• Directions: Only the lines from the line containing "Read all visible content and emit it as JSON." to the end of the records, both included, belong in the answer, copied exactly.

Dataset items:
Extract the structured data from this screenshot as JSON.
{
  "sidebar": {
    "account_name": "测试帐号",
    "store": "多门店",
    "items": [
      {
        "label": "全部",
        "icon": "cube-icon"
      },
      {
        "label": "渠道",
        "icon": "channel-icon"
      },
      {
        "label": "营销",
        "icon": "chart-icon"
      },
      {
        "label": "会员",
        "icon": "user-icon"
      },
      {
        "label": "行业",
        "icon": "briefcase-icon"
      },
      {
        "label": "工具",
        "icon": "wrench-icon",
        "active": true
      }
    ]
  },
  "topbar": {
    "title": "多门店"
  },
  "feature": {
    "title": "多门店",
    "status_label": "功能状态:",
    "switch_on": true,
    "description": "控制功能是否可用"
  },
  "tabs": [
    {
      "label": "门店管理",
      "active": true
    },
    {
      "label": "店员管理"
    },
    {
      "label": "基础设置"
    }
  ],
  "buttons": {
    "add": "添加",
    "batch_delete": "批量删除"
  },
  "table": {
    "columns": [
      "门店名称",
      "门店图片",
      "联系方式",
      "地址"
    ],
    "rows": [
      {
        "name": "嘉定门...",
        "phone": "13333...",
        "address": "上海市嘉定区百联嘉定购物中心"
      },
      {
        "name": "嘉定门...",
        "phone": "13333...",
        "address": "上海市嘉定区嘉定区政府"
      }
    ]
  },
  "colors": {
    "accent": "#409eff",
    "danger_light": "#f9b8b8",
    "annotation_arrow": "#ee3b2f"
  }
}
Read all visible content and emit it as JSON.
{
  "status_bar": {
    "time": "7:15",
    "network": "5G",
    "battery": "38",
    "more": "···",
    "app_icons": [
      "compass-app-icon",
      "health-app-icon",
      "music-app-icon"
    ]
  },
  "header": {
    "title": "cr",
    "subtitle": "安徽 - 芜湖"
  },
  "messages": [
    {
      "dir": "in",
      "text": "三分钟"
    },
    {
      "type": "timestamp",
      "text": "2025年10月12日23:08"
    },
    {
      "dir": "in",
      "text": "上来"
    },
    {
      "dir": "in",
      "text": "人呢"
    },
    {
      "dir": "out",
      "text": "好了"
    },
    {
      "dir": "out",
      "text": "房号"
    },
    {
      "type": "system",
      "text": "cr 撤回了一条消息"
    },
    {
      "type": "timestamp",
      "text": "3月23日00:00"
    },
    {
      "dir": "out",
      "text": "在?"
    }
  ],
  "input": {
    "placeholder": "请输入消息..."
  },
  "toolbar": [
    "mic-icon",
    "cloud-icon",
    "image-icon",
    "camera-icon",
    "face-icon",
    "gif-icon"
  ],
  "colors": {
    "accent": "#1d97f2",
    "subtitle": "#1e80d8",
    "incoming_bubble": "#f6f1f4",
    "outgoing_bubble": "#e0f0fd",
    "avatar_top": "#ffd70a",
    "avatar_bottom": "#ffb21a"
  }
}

• Task solution:
Read all visible content and emit it as JSON.
{
  "status_bar": {
    "time": "7:15",
    "network": "5G",
    "battery": "38",
    "more": "···",
    "app_icons": [
      "compass-app-icon",
      "health-app-icon",
      "music-app-icon"
    ]
  },
  "header": {
    "title": "cr",
    "subtitle": "安徽 - 芜湖"
  },
  "messages": [
    {
      "dir": "in",
      "text": "三分钟"
    },
    {
      "type": "timestamp",
      "text": "2025年10月12日23:08"
    },
    {
      "dir": "in",
      "text": "上来"
    },
    {
      "dir": "in",
      "text": "人呢"
    },
    {
      "dir": "out",
      "text": "好了"
    },
    {
      "dir": "out",
      "text": "房号"
    },
    {
      "type": "system",
      "text": "cr 撤回了一条消息"
    },
    {
      "type": "timestamp",
      "text": "3月23日00:00"
    },
    {
      "dir": "out",
      "text": "在?"
    }
  ],
  "input": {
    "placeholder": "请输入消息..."
  },
  "toolbar": [
    "mic-icon",
    "cloud-icon",
    "image-icon",
    "camera-icon",
    "face-icon",
    "gif-icon"
  ],
  "colors": {
    "accent": "#1d97f2",
    "subtitle": "#1e80d8",
    "incoming_bubble": "#f6f1f4",
    "outgoing_bubble": "#e0f0fd",
    "avatar_top": "#ffd70a",
    "avatar_bottom": "#ffb21a"
  }
}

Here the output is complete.